=== Begin Enclosure ===
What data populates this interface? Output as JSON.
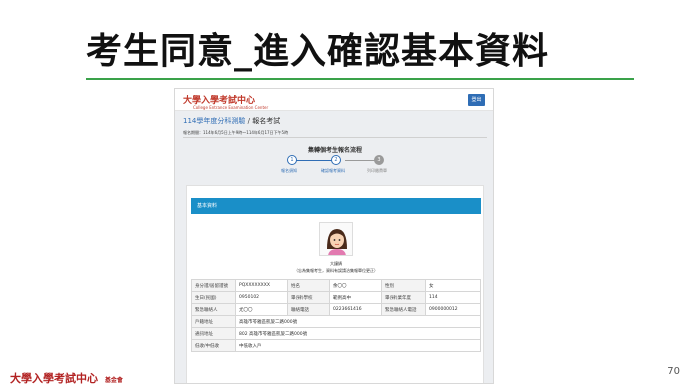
{
  "slide": {
    "title": "考生同意_進入確認基本資料",
    "page_number": "70",
    "footer_logo": "大學入學考試中心",
    "footer_logo_small": "基金會",
    "rule_color": "#3aa24a"
  },
  "screen": {
    "brand": "大學入學考試中心",
    "brand_en": "College Entrance Examination Center",
    "logout_label": "登出",
    "breadcrumb": {
      "root": "114學年度分科測驗",
      "sep": "/",
      "current": "報名考試"
    },
    "period": "報名期間：114年6月5日上午9時～114年6月17日下午5時",
    "flow_title": "集轉個考生報名流程",
    "steps": [
      {
        "num": "1",
        "label": "報名須知",
        "state": "done"
      },
      {
        "num": "2",
        "label": "確認報考資料",
        "state": "done"
      },
      {
        "num": "3",
        "label": "列印繳費單",
        "state": "todo"
      }
    ],
    "card_title": "基本資料",
    "student_name": "大鐘鍋",
    "photo_note": "（忘為集報考生，資料有誤請洽集報單位更正）",
    "table": {
      "row1": [
        "身分證/居留證號",
        "PQXXXXXXXX",
        "姓名",
        "余〇〇",
        "性別",
        "女"
      ],
      "row2": [
        "生日(民國)",
        "0950102",
        "畢(肄)學校",
        "範例高中",
        "畢(肄)業年度",
        "114"
      ],
      "row3": [
        "緊急聯絡人",
        "尤〇〇",
        "聯絡電話",
        "0223661416",
        "緊急聯絡人電話",
        "0900000012"
      ],
      "row4": [
        "戶籍地址",
        "高雄市苓雅區凱旋二路000號"
      ],
      "row5": [
        "通訊地址",
        "802 高雄市苓雅區凱旋二路000號"
      ],
      "row6": [
        "低收/中低收",
        "中低收入戶"
      ]
    },
    "colors": {
      "accent": "#2f6db5",
      "card_head": "#1a8fc8",
      "brand": "#c0392b"
    }
  }
}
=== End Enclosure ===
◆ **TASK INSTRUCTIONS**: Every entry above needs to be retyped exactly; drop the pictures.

◆ **SOLUTION FOR THIS EXERCISE**:
What data populates this interface? Output as JSON.
{
  "slide": {
    "title": "考生同意_進入確認基本資料",
    "page_number": "70",
    "footer_logo": "大學入學考試中心",
    "footer_logo_small": "基金會",
    "rule_color": "#3aa24a"
  },
  "screen": {
    "brand": "大學入學考試中心",
    "brand_en": "College Entrance Examination Center",
    "logout_label": "登出",
    "breadcrumb": {
      "root": "114學年度分科測驗",
      "sep": "/",
      "current": "報名考試"
    },
    "period": "報名期間：114年6月5日上午9時～114年6月17日下午5時",
    "flow_title": "集轉個考生報名流程",
    "steps": [
      {
        "num": "1",
        "label": "報名須知",
        "state": "done"
      },
      {
        "num": "2",
        "label": "確認報考資料",
        "state": "done"
      },
      {
        "num": "3",
        "label": "列印繳費單",
        "state": "todo"
      }
    ],
    "card_title": "基本資料",
    "student_name": "大鐘鍋",
    "photo_note": "（忘為集報考生，資料有誤請洽集報單位更正）",
    "table": {
      "row1": [
        "身分證/居留證號",
        "PQXXXXXXXX",
        "姓名",
        "余〇〇",
        "性別",
        "女"
      ],
      "row2": [
        "生日(民國)",
        "0950102",
        "畢(肄)學校",
        "範例高中",
        "畢(肄)業年度",
        "114"
      ],
      "row3": [
        "緊急聯絡人",
        "尤〇〇",
        "聯絡電話",
        "0223661416",
        "緊急聯絡人電話",
        "0900000012"
      ],
      "row4": [
        "戶籍地址",
        "高雄市苓雅區凱旋二路000號"
      ],
      "row5": [
        "通訊地址",
        "802 高雄市苓雅區凱旋二路000號"
      ],
      "row6": [
        "低收/中低收",
        "中低收入戶"
      ]
    },
    "colors": {
      "accent": "#2f6db5",
      "card_head": "#1a8fc8",
      "brand": "#c0392b"
    }
  }
}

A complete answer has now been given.